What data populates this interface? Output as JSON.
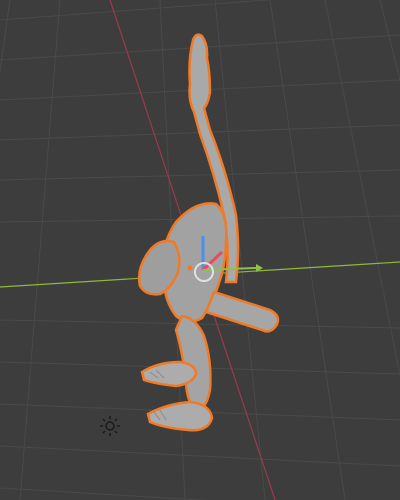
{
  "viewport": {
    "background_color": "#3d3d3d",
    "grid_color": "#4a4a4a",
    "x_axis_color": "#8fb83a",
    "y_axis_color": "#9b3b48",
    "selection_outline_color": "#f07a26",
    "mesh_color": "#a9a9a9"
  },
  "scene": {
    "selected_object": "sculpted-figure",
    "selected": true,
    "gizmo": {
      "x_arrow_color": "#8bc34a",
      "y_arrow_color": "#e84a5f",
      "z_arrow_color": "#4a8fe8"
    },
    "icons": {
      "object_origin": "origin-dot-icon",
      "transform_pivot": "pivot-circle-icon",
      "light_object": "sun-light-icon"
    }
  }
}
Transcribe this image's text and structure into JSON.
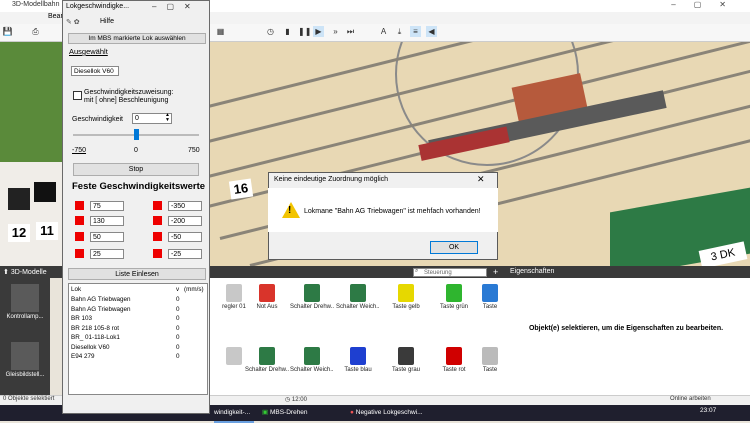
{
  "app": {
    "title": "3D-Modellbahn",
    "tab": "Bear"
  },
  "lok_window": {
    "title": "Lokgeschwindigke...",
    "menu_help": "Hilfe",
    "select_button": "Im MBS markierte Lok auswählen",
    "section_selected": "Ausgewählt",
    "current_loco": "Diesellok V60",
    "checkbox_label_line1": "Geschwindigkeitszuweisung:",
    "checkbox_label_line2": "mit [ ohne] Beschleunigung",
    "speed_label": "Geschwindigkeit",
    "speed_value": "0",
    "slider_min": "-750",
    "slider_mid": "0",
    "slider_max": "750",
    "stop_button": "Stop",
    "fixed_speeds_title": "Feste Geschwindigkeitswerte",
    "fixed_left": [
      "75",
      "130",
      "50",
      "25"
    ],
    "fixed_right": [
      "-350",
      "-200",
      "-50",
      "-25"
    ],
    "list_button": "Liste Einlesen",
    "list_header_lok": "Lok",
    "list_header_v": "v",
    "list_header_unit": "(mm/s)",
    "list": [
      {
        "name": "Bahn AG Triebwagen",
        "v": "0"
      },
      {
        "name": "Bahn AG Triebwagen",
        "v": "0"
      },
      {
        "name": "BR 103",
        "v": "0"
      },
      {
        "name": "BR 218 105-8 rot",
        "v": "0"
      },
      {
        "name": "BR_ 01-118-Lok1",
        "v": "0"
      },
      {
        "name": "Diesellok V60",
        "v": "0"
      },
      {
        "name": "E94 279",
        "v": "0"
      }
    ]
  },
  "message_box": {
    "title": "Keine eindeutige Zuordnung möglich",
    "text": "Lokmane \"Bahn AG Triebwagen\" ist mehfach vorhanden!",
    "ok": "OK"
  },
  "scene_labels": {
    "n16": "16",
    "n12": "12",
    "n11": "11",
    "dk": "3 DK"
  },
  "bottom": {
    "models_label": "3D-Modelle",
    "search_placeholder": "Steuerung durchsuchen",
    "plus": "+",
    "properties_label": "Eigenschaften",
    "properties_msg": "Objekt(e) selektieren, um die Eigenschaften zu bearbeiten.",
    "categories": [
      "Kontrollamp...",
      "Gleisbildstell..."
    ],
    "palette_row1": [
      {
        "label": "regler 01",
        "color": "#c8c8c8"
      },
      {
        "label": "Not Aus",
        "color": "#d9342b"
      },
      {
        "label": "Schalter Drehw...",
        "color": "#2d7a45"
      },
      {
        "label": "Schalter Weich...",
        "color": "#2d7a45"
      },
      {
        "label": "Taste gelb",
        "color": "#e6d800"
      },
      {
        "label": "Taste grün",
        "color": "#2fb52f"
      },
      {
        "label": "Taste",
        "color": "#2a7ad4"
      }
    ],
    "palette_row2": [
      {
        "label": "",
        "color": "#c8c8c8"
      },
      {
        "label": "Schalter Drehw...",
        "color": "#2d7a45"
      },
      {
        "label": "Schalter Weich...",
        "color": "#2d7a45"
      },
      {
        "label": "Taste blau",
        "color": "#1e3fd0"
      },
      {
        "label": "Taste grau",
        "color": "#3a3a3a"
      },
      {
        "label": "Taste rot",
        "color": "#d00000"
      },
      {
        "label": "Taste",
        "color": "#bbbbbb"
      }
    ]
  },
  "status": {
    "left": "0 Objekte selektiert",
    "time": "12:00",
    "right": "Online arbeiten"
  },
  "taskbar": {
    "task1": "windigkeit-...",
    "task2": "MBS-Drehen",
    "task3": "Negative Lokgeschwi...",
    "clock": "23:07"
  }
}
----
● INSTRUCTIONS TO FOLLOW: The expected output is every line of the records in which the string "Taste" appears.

● RESULT:
        "label": "Taste gelb",
        "label": "Taste grün",
        "label": "Taste",
        "label": "Taste blau",
        "label": "Taste grau",
        "label": "Taste rot",
        "label": "Taste",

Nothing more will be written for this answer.